The message of a crucified and risen Savior and the reconciliation that this can bring is the only message the church has! It is the one and only message the church has been entrusted with and that the lost so desperately needs to hear.

As one who has been responsible for leading corporate singing for years, I can attest to how frustrating it has become to find songs that are worth singing! There are many out there, but it takes time to find them. Because of this, we have started a new feature at Not For Itching Ears. Each week, we will post one worthy (at least in our opinion) worship song for you to listen to. We will post the lyrics as well as the Mp3 along with a chord chart when possible. This weeks selection is “The Greatest of All” , we hope you enjoy it.  After listening to it, please rate it by taking our quick poll.  You will find the poll at the bottom of this post.

The Greatest of All

The greatest of all transactions
The costliest purchase price
Father, Your Son’s atoning death
Was given in payment for mine
To buy me back from slavery
To set me free from my chains
Redeemed, how I love to proclaim it
Redeemed by the blood of the Lamb
Redeemed through Your infinite mercy
Your child forever I am
Now I’ll never know Your judgment
You ransomed and saved my soul
Jesus, Your death and Yours alone
Has canceled the debt that I owed
You satisfied the law’s demand
And new life’s been given to me

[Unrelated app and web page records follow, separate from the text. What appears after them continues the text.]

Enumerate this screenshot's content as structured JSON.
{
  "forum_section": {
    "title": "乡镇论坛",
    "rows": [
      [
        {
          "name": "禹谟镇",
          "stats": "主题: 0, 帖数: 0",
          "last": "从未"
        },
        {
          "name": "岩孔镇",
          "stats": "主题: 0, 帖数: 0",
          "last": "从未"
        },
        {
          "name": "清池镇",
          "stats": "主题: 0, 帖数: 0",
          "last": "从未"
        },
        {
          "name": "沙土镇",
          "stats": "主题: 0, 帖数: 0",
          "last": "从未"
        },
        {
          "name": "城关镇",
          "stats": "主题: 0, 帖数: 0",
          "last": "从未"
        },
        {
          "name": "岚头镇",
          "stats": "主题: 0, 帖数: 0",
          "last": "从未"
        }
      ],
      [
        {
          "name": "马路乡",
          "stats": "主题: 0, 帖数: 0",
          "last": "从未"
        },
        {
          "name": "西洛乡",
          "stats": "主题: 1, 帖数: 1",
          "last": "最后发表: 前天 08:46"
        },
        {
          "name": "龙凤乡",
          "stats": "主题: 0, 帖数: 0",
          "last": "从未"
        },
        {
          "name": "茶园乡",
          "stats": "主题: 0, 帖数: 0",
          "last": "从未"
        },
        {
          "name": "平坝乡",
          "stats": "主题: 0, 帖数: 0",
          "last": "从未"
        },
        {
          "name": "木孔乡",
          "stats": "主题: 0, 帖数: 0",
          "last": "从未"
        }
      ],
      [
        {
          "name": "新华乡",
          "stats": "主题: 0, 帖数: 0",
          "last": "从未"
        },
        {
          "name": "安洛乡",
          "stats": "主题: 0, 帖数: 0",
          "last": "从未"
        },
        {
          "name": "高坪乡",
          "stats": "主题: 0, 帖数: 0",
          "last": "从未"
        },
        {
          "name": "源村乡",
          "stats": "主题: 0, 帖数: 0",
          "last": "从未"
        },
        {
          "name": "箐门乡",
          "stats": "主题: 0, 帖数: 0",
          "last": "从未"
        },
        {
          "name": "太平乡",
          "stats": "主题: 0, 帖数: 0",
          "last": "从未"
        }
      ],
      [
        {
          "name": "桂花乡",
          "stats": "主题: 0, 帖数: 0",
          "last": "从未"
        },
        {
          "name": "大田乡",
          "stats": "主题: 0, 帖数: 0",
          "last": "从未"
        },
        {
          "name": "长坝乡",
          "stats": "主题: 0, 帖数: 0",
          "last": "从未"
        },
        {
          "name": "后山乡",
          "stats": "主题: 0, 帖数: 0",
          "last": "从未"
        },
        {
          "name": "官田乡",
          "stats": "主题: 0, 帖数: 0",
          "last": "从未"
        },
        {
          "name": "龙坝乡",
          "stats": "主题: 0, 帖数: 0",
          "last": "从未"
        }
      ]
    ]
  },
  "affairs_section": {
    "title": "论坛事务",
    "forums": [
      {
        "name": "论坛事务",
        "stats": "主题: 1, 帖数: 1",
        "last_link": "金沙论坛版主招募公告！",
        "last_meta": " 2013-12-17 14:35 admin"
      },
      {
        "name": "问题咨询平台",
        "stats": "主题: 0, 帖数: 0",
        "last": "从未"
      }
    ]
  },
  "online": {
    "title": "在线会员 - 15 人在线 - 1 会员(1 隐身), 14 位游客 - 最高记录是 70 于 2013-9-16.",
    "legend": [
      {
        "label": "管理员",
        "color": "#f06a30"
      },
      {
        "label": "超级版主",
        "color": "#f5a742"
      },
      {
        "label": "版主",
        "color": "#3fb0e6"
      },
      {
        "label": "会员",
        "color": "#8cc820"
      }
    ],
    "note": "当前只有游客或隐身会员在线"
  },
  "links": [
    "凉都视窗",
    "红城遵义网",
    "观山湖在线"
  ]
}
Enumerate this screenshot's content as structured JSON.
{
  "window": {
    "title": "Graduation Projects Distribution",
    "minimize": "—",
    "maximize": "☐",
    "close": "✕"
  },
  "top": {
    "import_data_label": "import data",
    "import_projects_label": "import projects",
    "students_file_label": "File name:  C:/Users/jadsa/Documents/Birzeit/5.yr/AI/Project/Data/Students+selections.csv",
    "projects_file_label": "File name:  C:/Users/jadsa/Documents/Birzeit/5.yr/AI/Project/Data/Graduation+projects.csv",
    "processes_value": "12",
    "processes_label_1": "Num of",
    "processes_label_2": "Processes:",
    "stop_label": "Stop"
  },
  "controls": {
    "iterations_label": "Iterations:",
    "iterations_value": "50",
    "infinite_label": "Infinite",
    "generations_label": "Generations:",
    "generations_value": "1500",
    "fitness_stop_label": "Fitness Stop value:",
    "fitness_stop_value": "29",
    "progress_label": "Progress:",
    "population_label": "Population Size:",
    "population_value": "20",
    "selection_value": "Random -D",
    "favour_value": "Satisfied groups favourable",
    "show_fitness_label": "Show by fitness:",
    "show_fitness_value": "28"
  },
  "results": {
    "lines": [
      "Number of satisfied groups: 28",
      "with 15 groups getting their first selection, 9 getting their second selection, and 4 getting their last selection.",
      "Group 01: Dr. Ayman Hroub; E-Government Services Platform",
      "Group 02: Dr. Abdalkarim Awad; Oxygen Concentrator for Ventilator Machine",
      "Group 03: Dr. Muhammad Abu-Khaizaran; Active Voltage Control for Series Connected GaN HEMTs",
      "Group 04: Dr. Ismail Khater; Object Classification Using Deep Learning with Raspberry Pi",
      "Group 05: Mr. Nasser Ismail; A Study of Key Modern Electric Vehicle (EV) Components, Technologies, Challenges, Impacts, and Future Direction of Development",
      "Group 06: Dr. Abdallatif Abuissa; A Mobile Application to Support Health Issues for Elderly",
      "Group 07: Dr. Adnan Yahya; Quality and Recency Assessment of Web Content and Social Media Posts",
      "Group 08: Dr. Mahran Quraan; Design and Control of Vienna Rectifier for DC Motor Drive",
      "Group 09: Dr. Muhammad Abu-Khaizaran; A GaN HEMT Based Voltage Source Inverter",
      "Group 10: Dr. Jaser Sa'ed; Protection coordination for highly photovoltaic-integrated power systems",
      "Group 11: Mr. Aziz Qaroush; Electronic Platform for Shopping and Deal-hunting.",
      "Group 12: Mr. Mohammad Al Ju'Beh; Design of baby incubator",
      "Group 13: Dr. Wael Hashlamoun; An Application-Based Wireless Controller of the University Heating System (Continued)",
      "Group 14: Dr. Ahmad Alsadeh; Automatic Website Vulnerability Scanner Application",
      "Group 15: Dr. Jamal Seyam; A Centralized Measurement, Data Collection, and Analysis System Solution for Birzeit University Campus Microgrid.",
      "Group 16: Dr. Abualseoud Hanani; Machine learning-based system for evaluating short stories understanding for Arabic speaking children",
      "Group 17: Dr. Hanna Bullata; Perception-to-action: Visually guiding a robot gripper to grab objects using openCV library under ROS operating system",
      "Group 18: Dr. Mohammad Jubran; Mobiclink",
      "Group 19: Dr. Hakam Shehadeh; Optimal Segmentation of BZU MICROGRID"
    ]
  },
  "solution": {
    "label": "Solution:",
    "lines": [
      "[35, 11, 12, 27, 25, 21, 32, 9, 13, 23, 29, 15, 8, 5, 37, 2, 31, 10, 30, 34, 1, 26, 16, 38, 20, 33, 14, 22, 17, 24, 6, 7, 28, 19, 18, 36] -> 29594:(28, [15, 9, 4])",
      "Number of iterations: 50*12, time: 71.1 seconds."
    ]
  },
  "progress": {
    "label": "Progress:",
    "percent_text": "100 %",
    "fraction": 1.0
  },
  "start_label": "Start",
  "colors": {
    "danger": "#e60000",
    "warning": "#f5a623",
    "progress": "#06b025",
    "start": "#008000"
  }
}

© 2007 Sovereign Grace Worship (ASCAP) Chorus by Fanny J. Crosby, music and additional words by Pat SczebelAs recorded on Sons & Daughters

Listen to “The Greatest of All”

Download the FREE guitar chart for this song here: